Task instructions
The records below should be written out again, exactly.

Information
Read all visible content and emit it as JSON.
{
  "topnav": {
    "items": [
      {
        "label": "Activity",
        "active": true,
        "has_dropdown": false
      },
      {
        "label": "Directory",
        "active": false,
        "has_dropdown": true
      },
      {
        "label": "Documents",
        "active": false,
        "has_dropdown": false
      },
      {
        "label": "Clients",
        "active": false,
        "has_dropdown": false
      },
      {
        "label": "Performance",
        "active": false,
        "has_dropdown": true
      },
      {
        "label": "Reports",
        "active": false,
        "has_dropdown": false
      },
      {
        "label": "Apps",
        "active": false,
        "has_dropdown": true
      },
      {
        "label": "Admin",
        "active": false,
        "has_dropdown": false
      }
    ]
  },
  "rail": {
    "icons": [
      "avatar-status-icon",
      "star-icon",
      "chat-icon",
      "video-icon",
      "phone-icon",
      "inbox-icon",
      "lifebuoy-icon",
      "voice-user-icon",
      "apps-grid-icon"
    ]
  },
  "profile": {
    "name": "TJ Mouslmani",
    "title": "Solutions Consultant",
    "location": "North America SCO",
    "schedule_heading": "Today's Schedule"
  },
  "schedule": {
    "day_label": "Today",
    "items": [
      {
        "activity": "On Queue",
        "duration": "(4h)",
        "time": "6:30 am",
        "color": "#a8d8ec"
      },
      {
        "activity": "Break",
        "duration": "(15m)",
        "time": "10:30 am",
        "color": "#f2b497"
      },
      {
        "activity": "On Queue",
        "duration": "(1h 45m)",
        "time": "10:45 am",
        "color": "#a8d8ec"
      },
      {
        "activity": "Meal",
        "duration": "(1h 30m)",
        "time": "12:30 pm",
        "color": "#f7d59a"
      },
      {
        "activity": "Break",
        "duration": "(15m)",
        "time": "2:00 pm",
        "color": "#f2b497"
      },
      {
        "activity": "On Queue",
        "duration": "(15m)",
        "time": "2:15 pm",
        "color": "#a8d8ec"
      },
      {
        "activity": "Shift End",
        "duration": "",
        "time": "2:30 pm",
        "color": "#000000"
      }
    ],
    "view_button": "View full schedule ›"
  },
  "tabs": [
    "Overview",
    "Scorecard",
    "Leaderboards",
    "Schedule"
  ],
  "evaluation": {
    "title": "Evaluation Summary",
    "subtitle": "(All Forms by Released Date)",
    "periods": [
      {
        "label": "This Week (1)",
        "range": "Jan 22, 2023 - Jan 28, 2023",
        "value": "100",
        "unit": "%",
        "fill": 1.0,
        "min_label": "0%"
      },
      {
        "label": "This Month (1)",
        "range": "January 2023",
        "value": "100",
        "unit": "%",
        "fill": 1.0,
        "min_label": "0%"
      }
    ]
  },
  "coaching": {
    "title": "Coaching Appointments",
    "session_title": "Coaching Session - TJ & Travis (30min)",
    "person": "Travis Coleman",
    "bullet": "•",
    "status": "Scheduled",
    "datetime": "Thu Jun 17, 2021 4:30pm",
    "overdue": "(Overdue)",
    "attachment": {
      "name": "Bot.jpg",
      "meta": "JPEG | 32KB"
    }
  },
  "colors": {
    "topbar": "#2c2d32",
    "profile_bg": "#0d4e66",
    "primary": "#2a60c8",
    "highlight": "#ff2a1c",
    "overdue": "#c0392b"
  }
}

Completed task
Read all visible content and emit it as JSON.
{
  "topnav": {
    "items": [
      {
        "label": "Activity",
        "active": true,
        "has_dropdown": false
      },
      {
        "label": "Directory",
        "active": false,
        "has_dropdown": true
      },
      {
        "label": "Documents",
        "active": false,
        "has_dropdown": false
      },
      {
        "label": "Clients",
        "active": false,
        "has_dropdown": false
      },
      {
        "label": "Performance",
        "active": false,
        "has_dropdown": true
      },
      {
        "label": "Reports",
        "active": false,
        "has_dropdown": false
      },
      {
        "label": "Apps",
        "active": false,
        "has_dropdown": true
      },
      {
        "label": "Admin",
        "active": false,
        "has_dropdown": false
      }
    ]
  },
  "rail": {
    "icons": [
      "avatar-status-icon",
      "star-icon",
      "chat-icon",
      "video-icon",
      "phone-icon",
      "inbox-icon",
      "lifebuoy-icon",
      "voice-user-icon",
      "apps-grid-icon"
    ]
  },
  "profile": {
    "name": "TJ Mouslmani",
    "title": "Solutions Consultant",
    "location": "North America SCO",
    "schedule_heading": "Today's Schedule"
  },
  "schedule": {
    "day_label": "Today",
    "items": [
      {
        "activity": "On Queue",
        "duration": "(4h)",
        "time": "6:30 am",
        "color": "#a8d8ec"
      },
      {
        "activity": "Break",
        "duration": "(15m)",
        "time": "10:30 am",
        "color": "#f2b497"
      },
      {
        "activity": "On Queue",
        "duration": "(1h 45m)",
        "time": "10:45 am",
        "color": "#a8d8ec"
      },
      {
        "activity": "Meal",
        "duration": "(1h 30m)",
        "time": "12:30 pm",
        "color": "#f7d59a"
      },
      {
        "activity": "Break",
        "duration": "(15m)",
        "time": "2:00 pm",
        "color": "#f2b497"
      },
      {
        "activity": "On Queue",
        "duration": "(15m)",
        "time": "2:15 pm",
        "color": "#a8d8ec"
      },
      {
        "activity": "Shift End",
        "duration": "",
        "time": "2:30 pm",
        "color": "#000000"
      }
    ],
    "view_button": "View full schedule ›"
  },
  "tabs": [
    "Overview",
    "Scorecard",
    "Leaderboards",
    "Schedule"
  ],
  "evaluation": {
    "title": "Evaluation Summary",
    "subtitle": "(All Forms by Released Date)",
    "periods": [
      {
        "label": "This Week (1)",
        "range": "Jan 22, 2023 - Jan 28, 2023",
        "value": "100",
        "unit": "%",
        "fill": 1.0,
        "min_label": "0%"
      },
      {
        "label": "This Month (1)",
        "range": "January 2023",
        "value": "100",
        "unit": "%",
        "fill": 1.0,
        "min_label": "0%"
      }
    ]
  },
  "coaching": {
    "title": "Coaching Appointments",
    "session_title": "Coaching Session - TJ & Travis (30min)",
    "person": "Travis Coleman",
    "bullet": "•",
    "status": "Scheduled",
    "datetime": "Thu Jun 17, 2021 4:30pm",
    "overdue": "(Overdue)",
    "attachment": {
      "name": "Bot.jpg",
      "meta": "JPEG | 32KB"
    }
  },
  "colors": {
    "topbar": "#2c2d32",
    "profile_bg": "#0d4e66",
    "primary": "#2a60c8",
    "highlight": "#ff2a1c",
    "overdue": "#c0392b"
  }
}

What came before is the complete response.